"From Indiana University," I supplied.

The clerk's attitude changed at the name of the school.
"Wal! That a fact - and you folks're from out of town ?"

"Pennsylvania," I said proudly.

The clerk looked thoughtful. Then he said, "Wal - s'pose not everyone can qualify fer their hometown schools."
Thunder rumbled directly overhead as he closed a desk drawer. "Wal, let's - "

There was a tremendous crash overhead, and the lights and
air conditioning unit overhead went out.

"Oh, damn," muttered the man. "''Scuse me, folks."

He ducked out a rear door. I looked out the nearest side window. Although the rain hadn't begun, the rumbles were almost continuous, like a giant's handful of iron dominoes hammering the roof, and it was darker than the insides of a cow.

I shivered again and pressed closer to Robert. Despite the stickiness pervading the room, he put an arm around me. What comfort -

The door that the clerk had exited suddenly banged against the outer wall with tremendous force as the
clerk re-entered. "Flipped the generator switch,folks. Power will be back 'n a minute. Efen you want to buy a car fer your son, I c'n help you -" It's about time." - but you may have to wait for the rain, though - "

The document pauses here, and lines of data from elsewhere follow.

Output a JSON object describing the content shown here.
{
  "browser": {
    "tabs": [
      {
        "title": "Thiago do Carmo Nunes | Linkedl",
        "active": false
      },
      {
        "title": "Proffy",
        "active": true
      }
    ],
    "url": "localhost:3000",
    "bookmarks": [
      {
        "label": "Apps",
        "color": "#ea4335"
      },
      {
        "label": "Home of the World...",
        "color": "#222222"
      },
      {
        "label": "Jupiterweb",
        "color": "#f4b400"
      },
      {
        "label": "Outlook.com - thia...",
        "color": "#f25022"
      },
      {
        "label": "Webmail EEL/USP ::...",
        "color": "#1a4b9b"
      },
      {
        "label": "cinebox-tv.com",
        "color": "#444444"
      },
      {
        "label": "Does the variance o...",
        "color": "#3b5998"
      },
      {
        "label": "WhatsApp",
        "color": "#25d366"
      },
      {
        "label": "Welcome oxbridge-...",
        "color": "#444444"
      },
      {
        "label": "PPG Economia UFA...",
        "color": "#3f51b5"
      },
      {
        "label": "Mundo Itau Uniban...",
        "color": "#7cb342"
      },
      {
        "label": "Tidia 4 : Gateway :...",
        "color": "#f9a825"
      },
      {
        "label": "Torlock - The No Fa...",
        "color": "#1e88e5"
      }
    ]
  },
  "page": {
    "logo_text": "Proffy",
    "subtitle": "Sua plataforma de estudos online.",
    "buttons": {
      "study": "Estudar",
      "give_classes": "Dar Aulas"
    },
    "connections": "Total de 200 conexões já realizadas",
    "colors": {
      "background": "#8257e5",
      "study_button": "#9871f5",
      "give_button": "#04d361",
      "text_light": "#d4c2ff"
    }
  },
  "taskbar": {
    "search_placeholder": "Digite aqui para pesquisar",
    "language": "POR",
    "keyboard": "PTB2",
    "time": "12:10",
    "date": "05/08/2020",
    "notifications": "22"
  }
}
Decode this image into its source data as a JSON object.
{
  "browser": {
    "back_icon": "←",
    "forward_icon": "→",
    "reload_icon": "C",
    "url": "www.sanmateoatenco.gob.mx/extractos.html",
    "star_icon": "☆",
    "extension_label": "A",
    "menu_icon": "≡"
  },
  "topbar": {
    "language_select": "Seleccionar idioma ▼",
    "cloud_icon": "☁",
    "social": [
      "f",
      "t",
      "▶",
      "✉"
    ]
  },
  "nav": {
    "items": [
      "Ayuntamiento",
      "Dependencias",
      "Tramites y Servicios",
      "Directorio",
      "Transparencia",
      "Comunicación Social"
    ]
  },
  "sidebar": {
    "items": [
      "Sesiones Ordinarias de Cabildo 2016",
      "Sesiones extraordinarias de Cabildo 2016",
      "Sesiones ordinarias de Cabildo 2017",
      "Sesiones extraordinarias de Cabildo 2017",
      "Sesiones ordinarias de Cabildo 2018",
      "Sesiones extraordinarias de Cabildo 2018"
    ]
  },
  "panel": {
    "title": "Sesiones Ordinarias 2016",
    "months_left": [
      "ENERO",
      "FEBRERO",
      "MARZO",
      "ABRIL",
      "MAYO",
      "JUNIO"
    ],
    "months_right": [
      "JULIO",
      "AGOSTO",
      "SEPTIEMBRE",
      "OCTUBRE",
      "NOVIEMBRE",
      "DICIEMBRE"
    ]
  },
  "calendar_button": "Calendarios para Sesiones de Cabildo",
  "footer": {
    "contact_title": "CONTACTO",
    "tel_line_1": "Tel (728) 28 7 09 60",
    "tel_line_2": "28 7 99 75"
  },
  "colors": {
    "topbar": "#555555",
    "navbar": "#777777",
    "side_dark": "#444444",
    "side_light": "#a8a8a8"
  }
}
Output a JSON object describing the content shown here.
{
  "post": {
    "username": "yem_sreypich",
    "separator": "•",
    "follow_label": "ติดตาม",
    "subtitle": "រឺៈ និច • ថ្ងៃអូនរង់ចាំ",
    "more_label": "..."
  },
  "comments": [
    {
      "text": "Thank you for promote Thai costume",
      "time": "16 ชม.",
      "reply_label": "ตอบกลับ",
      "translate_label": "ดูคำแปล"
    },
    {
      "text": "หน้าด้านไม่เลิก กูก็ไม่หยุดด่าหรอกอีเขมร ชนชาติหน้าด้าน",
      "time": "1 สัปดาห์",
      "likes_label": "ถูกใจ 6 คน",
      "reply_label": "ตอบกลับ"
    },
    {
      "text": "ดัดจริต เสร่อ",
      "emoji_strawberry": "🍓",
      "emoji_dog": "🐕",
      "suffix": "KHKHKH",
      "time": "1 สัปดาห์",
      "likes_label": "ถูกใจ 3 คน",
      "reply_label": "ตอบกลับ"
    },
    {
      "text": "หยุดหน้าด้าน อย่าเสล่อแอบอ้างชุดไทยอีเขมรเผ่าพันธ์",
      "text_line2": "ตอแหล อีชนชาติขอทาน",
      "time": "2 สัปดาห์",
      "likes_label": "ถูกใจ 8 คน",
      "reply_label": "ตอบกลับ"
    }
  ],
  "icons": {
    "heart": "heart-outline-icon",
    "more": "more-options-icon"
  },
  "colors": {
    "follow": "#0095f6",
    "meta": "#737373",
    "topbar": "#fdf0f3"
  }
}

No sooner had he spoken those words, then the storm broke in all its intensity and it sounded like it was directly overhead. The rain poured from the sky so fast and furious you couldn't see to the first row of cars parked out front -

The lights flashed on again. With a little encouragement from a socket wrench - a little banging - the man got the air conditioner running a second time.

The storm was fast moving. The rain lessened, then abated. The three of us stepped outdoors to see the ugly clouds. still looking like an overdone stew, roil to the northeast, away from us. To my deepest disappointment,
the rain had done nothing to cool the atmosphere. If any thing had been done, the air was stickier and the walks were hot and steamy.

I trailed behind and let Robert do the choosing with the clerk in his wake. If a car caught my eye, I stopped to look at price tags or the prices crayoned on the windows - and put each one back again. Greedy old -

"Lori?" Robert was standing by a car with the agent beside him. He waved at me. "Can you come here, dear?"

I walked over to the next row. Robert pointed to the car on the end. "What do you think?"

There was Bobby's perfect car - a late model forest green
Chevy Impala Super Sport.

I liked it. I agreed Robert had made a wise choice.

The man was anxious to close up business and go home to dinner. With a little bit of paperwork, we handed over the down payment and agreed to switch cars before the end of the week.

The clerk was still at the lobby desk. He gave us a knowing smile as we walked in. It was obvious he had seen us return in the rented car. Robert felt my muscles contract as I fisted my hand, ready to break a few teeth.

"Don't, Lori," he whispered into my ear. "He isn't worth it."

And Robert was right. I knew it.











MaryJanine MaryJanine
61-65, F
Aug 27, 2014